RECORDS START

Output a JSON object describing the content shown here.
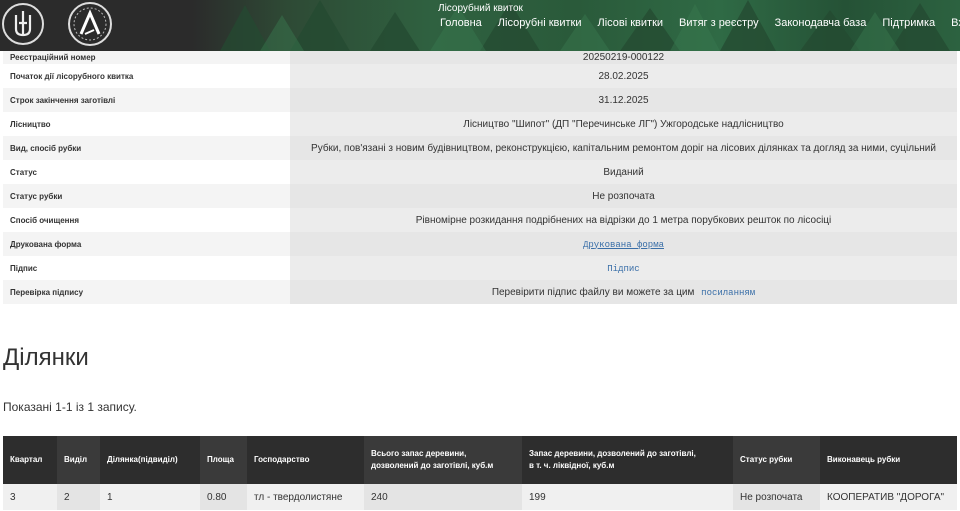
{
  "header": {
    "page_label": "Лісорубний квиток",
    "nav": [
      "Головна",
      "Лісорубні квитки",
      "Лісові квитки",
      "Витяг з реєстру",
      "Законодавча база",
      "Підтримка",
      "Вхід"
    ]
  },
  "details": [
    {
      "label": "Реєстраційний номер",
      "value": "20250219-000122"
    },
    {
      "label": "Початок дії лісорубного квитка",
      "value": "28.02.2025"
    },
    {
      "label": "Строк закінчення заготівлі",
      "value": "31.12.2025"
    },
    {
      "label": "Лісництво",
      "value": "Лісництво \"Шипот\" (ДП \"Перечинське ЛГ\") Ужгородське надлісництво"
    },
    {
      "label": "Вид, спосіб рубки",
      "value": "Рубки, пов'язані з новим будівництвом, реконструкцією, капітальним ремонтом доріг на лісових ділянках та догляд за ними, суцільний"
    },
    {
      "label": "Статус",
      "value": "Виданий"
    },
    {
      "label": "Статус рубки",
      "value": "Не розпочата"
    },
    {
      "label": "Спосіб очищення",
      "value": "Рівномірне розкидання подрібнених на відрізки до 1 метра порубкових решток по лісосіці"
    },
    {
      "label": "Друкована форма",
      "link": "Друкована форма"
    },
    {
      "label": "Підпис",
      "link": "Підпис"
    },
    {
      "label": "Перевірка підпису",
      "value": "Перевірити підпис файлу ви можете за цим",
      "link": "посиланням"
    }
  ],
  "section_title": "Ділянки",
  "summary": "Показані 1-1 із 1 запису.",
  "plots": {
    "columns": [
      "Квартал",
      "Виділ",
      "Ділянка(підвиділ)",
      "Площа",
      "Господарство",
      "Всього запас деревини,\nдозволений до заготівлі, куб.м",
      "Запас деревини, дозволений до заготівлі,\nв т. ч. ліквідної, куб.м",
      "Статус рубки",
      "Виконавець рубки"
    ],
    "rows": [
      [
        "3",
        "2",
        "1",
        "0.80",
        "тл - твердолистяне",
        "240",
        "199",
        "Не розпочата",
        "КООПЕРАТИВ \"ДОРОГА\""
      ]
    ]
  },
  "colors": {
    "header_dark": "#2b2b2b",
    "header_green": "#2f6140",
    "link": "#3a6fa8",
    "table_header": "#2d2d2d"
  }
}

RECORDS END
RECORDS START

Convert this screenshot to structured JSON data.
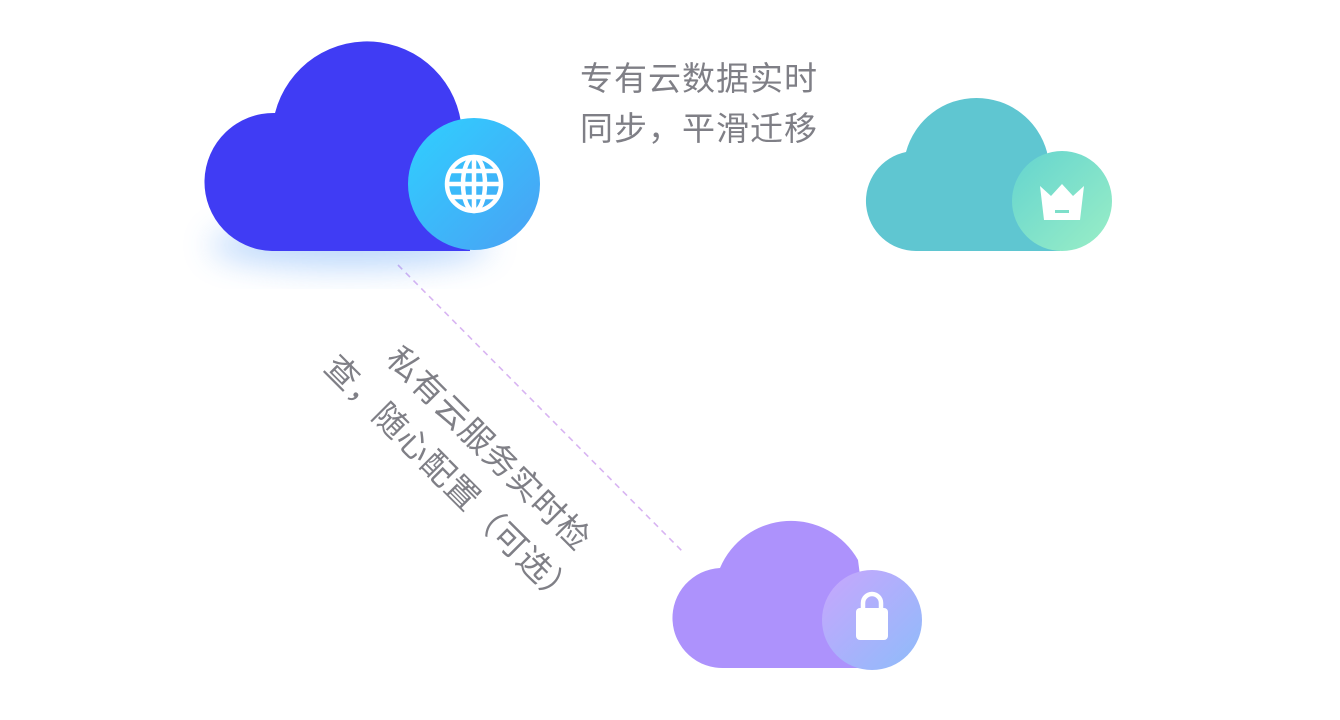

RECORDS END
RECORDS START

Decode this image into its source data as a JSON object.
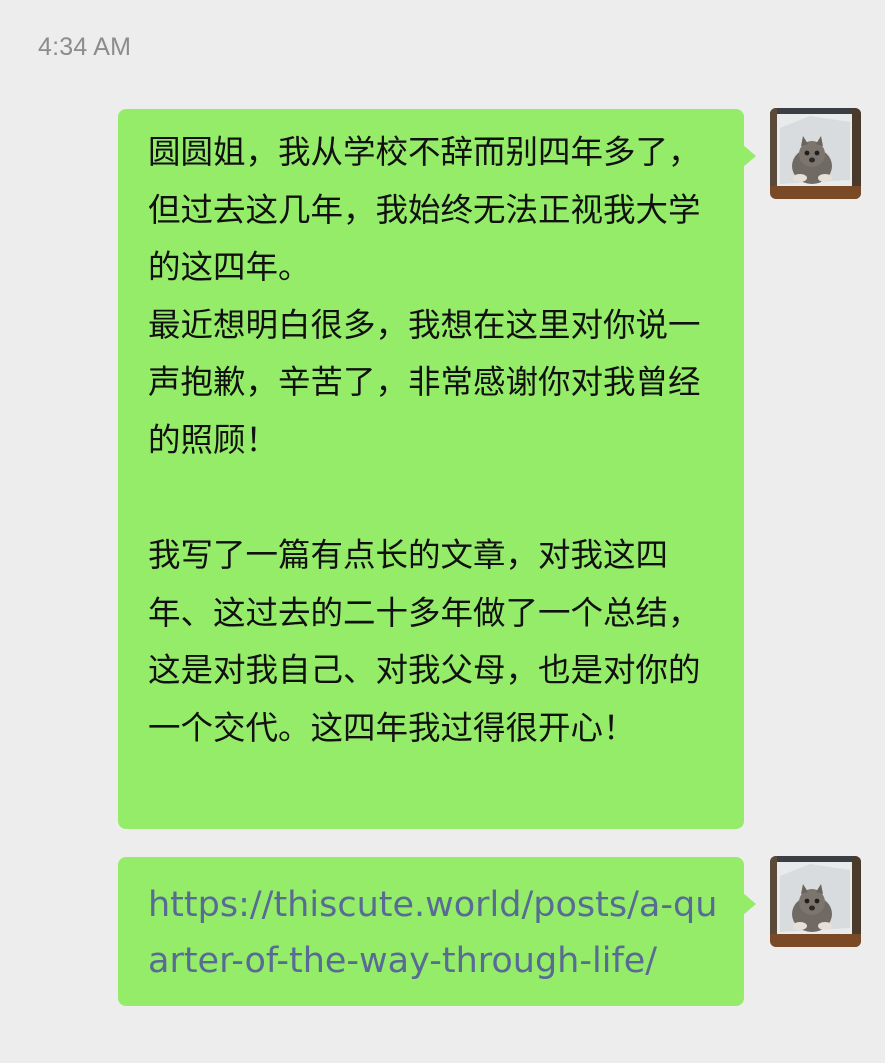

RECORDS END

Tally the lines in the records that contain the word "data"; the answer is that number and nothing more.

2